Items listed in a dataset
-------------------------
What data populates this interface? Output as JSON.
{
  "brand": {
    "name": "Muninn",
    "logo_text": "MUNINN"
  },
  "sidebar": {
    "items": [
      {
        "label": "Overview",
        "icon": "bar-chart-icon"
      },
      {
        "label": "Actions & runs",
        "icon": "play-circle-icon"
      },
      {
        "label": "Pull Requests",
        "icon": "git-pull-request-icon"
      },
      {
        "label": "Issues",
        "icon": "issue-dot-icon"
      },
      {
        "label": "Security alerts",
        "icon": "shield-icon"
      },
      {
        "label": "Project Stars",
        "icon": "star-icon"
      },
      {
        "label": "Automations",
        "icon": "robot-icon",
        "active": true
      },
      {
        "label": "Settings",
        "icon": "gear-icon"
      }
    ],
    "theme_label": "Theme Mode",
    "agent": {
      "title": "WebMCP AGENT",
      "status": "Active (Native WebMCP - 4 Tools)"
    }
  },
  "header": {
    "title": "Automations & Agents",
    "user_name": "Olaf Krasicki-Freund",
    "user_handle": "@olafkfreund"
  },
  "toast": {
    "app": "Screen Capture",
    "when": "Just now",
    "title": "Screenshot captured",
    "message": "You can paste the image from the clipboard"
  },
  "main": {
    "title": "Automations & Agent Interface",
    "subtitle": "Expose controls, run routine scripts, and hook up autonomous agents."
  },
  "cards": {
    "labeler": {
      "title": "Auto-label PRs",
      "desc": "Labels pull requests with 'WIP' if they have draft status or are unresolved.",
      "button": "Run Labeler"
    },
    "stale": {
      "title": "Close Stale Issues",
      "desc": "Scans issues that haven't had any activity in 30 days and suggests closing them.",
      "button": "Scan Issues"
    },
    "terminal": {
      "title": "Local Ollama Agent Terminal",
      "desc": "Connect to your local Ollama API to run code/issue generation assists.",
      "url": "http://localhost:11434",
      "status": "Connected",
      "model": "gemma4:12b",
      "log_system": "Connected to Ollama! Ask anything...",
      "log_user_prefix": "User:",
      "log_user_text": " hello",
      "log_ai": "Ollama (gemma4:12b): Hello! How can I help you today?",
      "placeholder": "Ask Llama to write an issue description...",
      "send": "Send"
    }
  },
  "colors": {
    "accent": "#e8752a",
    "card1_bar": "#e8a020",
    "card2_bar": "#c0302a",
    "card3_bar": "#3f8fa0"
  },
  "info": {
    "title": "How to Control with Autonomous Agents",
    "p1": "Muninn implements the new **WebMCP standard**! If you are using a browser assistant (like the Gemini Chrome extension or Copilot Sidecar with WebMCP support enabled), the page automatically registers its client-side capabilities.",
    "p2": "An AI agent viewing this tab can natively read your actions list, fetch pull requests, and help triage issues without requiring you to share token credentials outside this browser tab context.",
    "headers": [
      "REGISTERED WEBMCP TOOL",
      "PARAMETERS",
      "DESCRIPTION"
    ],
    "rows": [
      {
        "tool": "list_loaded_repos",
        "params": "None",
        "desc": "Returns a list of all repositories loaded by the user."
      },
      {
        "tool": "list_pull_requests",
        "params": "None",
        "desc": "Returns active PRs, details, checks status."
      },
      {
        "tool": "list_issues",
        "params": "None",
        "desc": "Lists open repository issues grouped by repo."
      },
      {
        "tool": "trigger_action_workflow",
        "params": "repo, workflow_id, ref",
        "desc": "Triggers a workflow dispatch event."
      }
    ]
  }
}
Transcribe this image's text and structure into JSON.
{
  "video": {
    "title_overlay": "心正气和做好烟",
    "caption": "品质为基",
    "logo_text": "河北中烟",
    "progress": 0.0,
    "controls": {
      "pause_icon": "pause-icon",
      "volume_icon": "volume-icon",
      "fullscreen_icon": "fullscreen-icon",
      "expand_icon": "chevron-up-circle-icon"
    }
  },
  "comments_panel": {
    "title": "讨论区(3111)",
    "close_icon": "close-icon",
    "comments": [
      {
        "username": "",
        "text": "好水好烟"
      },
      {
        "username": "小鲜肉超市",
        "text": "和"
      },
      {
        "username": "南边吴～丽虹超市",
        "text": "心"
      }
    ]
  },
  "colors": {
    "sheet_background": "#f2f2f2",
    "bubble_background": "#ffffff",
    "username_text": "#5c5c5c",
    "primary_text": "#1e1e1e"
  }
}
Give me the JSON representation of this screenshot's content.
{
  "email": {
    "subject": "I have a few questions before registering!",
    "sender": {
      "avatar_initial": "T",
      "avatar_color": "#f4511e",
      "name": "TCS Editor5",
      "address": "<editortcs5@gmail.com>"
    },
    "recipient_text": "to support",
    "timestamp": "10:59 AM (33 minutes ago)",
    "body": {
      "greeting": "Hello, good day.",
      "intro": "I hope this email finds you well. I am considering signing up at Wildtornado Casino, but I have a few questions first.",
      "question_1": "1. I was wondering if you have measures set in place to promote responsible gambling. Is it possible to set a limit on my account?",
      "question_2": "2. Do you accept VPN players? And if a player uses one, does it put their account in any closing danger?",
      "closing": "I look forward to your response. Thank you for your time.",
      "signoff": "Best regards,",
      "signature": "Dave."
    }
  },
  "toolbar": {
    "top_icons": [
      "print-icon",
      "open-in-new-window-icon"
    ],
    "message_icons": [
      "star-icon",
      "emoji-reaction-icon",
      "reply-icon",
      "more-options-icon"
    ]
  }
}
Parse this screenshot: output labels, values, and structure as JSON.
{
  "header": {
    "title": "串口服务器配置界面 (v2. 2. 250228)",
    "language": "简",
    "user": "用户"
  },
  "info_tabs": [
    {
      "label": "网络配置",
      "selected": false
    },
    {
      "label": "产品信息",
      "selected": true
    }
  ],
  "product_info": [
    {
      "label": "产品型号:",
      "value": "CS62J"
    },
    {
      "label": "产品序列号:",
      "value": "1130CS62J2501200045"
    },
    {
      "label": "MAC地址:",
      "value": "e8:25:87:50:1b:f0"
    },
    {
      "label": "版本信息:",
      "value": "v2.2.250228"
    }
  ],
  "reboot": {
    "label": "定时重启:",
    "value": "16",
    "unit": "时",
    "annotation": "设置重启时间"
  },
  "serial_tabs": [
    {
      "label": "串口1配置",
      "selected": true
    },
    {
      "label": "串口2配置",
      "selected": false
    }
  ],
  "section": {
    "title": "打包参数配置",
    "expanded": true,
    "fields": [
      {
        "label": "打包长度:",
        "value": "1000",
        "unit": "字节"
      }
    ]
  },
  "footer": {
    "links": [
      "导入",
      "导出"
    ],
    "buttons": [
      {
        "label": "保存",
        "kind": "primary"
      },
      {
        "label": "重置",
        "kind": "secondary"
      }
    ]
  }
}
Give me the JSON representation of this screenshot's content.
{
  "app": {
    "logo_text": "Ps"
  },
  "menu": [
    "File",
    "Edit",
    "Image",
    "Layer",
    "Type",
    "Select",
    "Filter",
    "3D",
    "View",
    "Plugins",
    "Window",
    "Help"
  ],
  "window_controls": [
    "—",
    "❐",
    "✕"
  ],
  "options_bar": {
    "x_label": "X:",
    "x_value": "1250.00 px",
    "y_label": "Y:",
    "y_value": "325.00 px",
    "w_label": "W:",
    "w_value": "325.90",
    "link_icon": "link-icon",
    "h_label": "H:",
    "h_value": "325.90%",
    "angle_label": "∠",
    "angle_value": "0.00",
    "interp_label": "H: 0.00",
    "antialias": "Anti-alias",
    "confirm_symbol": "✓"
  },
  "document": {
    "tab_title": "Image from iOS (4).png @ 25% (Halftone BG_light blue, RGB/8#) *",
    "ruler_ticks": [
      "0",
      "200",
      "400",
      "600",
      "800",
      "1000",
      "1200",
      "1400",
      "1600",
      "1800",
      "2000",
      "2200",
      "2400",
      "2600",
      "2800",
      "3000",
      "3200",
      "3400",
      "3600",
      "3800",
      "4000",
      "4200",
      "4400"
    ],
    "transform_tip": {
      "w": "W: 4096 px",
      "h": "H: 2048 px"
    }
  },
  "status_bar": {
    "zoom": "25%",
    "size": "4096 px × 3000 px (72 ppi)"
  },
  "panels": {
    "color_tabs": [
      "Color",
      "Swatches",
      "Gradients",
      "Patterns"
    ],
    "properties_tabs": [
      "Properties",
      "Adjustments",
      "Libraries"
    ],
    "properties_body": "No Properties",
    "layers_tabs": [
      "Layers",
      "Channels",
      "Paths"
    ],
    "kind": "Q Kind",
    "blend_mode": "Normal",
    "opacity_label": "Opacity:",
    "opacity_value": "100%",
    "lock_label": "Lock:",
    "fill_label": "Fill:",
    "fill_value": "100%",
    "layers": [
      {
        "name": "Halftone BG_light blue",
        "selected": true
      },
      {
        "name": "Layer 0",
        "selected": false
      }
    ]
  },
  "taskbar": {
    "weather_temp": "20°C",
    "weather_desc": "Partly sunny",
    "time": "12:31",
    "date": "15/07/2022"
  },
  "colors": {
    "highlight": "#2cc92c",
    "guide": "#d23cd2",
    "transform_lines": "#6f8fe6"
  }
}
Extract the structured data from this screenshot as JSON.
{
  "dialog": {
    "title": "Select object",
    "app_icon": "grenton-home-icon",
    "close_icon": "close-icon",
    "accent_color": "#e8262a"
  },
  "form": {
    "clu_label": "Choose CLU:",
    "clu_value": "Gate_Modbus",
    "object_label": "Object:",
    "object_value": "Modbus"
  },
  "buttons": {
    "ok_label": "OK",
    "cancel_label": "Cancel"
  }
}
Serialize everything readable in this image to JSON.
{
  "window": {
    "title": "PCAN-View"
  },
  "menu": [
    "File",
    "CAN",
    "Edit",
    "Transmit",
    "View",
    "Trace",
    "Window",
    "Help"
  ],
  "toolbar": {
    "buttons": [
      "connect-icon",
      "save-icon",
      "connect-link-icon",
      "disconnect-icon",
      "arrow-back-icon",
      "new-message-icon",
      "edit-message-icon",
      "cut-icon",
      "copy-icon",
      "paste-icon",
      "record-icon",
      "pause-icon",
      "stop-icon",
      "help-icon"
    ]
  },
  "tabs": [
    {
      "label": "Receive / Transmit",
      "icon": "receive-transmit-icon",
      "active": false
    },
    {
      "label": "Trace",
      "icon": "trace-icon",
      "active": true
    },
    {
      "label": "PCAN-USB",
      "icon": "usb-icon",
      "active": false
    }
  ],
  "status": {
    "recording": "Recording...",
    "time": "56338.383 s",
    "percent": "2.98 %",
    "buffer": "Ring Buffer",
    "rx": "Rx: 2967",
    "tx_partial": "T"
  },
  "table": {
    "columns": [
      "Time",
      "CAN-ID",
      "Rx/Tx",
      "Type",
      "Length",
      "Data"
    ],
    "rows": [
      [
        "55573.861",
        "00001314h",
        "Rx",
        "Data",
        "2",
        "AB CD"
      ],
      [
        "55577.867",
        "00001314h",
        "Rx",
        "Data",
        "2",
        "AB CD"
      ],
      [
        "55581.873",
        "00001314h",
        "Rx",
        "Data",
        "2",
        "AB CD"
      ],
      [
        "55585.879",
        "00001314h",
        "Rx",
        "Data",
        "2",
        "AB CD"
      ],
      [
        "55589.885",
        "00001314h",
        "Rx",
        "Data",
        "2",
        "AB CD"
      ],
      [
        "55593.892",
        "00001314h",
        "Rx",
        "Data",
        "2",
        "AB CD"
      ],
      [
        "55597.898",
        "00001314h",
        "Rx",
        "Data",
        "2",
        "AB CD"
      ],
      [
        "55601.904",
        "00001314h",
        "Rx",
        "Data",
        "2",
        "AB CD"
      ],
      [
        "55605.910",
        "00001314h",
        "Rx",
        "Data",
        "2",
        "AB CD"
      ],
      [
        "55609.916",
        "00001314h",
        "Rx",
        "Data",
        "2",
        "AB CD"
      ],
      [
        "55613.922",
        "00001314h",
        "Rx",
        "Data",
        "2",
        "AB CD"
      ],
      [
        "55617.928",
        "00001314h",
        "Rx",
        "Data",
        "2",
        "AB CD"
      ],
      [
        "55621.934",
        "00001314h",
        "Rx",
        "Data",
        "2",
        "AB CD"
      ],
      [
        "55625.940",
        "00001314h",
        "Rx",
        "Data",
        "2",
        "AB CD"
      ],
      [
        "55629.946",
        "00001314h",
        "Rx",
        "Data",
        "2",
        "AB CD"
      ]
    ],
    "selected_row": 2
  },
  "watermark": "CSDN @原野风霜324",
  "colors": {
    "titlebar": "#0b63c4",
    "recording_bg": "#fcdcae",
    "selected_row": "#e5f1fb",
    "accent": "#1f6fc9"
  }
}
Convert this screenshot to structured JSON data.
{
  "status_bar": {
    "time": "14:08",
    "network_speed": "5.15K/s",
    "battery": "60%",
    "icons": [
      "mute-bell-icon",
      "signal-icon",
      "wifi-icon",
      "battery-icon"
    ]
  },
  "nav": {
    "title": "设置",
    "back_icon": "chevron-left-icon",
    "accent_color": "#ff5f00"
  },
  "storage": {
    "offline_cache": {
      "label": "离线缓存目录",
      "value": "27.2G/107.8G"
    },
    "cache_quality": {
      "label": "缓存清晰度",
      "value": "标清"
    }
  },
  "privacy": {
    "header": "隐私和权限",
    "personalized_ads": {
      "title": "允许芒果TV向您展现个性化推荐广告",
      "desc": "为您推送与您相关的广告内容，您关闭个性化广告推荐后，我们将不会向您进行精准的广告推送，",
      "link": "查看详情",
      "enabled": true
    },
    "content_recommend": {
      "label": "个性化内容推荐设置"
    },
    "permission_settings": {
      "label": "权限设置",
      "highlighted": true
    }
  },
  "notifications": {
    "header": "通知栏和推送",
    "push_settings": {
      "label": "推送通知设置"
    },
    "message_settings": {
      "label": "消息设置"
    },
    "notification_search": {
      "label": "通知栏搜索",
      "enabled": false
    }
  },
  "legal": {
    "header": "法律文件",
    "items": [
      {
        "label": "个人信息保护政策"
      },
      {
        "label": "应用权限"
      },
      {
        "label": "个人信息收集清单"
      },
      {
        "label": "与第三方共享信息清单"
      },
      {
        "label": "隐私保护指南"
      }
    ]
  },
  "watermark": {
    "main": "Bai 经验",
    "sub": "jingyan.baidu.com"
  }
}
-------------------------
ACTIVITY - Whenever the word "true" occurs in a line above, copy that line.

SOLUTION TO THIS EXERCISE -
        "active": true
      "selected": true
      "selected": true
    "expanded": true,
        "selected": true
      "active": true
      "enabled": true
      "highlighted": true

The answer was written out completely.